On the other hand, it’s something you live with every day, which means that if someone is going to be with you long term, they need to be aware of it.
How soon you tell your partner about your anxiety is up to you. The first few dates might be a bit soon, but certainly, if it looks like the relationship is going to last for some time, it’s better if they know.
Trying to hide it will only make you feel worse.
When the time comes to talk to your partner about your anxiety, you’ll likely find yourself wondering how to do it. What do you say? How can you explain it to them?
If you look it up online, you’ll find plenty of tips for supporting an anxious partner – but what about some help for the anxious partner who needs to have a difficult conversation?
If you’re ready to talk to your partner about your anxiety, here are some hints and tips to help you.
Pick the right time
Discussing your anxiety for the first time in the midst of a busy day or even worse, an argument doesn’t set the best tone.
Make life easier for yourself by picking a time when you’re both relaxed and have an uninterrupted window in which to just sit and talk.
Pick a place that you feel comfortable in, and where you can have plenty of privacy. You want your discussion to be relaxed and unhurried.

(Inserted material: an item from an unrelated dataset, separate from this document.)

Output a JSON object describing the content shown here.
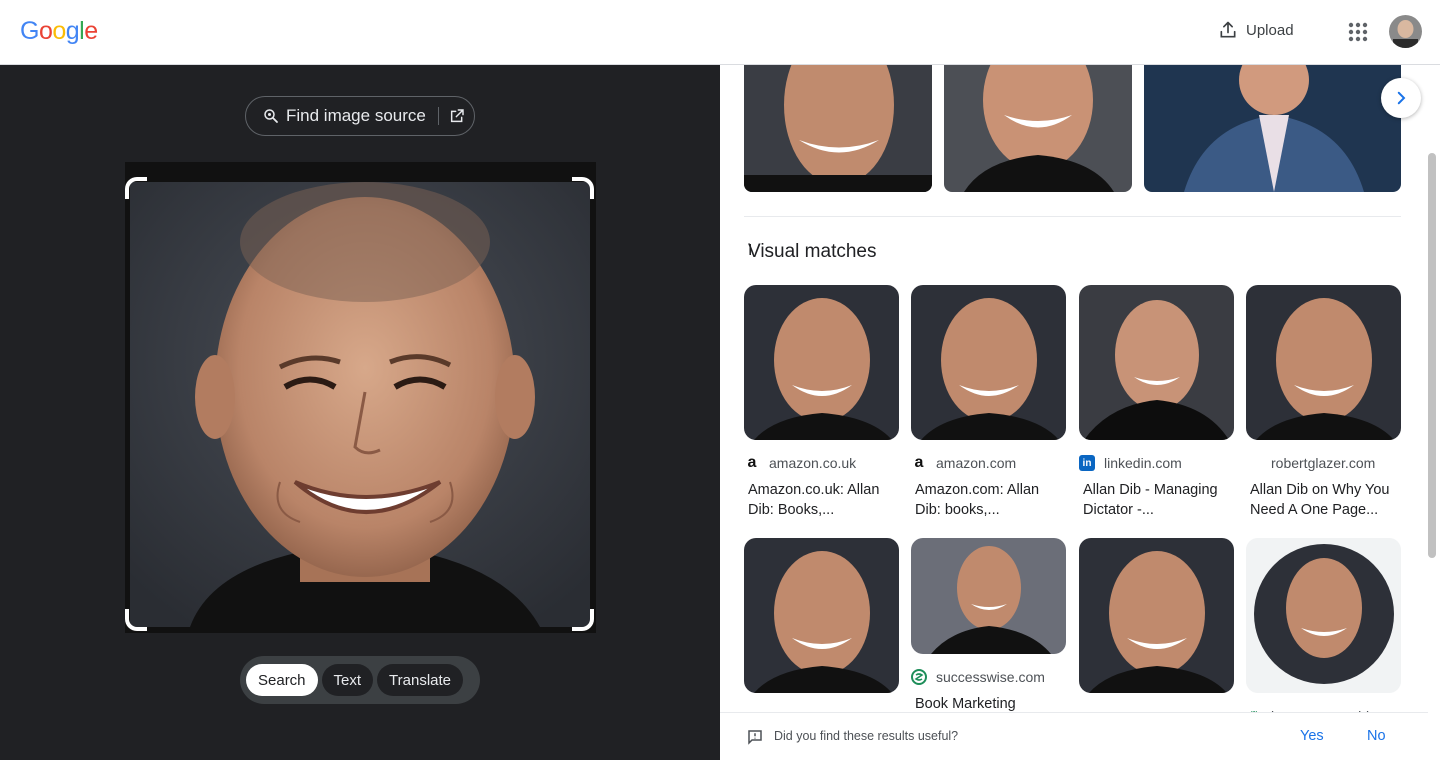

Have some resources to hand
Offering your partner some resources to read or look at can be really helpful. Have a look on the internet. Are there any blogs, social media posts, podcasts, or even cartoons about anxiety that you find really relatable?
Show them to your partner to help you explain and help them understand.
There are lots of mental health charities out there, and many of them offer web pages or leaflets that explain anxiety, so why not look those up too?
Write down what you want to say
When you’re feeling anxious, it’s easy to forget what you wanted to say or find that the words just aren’t coming out like you wanted them to.
Help yourself through it by writing out what you want to say beforehand. That way, you won’t forget any key points or get lost for words.
You can even write it as a letter and give it to your partner to read if that’s easier.
Make it relatable
One of the hardest things for people who don’t have anxiety is understanding how it feels. They might say well-meaning but unhelpful things like “everyone gets nervous sometimes” or “don’t worry so much.”
If you can find a way of explaining that they can relate to, the conversation will be much easier. You might describe it as being on the freeway at night with no idea where to go or being alone in a creepy house.
Or you might explain that it’s part of you, like a shadow that you can’t just cut off. If you’re lost for words, look around online, and see how other anxiety warriors have described their experiences.
Ask for the support you need
When your partner finds out about your anxiety, they’ll want to help and support you (or if they don’t, you might want to rethink if they really deserve your commitment).
Setting out clear guidelines for what helps – and what doesn’t – is beneficial for both of you.
Everyone handles their anxiety differently. Talk to your partner about what they can say or do to help, whether that’s giving you space when you need it or cracking a joke when you get anxious.
Everyone has different needs – let your partner know yours.
Be ready to answer any questions
Your partner will need space to think about what you’ve shared and ask any questions that come to mind, so make sure you give them that.
Ask them if there’s anything they want to know or anything you could explain better. Be prepared to answer any questions in the future, too.
Be honest when they ask you questions – if you don’t have an answer, tell them that. Remember that this is new to them, so try to be patient if some of their questions don’t make sense to you.
Anxiety is a challenge, but it doesn’t have to damage your relationship.
With mutual love and respect, you can navigate it together and build a strong, nurturing relationship in which your anxiety is acknowledged and cared about, without it putting a blight on your life together.
If you feel disconnected or frustrated about the state of your marriage but want to avoid separation and/or divorce, the marriage.com course meant for married couples is an excellent resource to help you overcome the most challenging aspects of being married.
Sylvia Smith loves to share insights on how couples can revitalize their love lives in and out of the bedroom. As a writer at Marriage.com, she is a big believer in living consciously and encourages couples to adopt this principle in their lives too. Sylvia believes that every couple can transform their relationship into a happier, healthier one by taking purposeful and wholehearted action.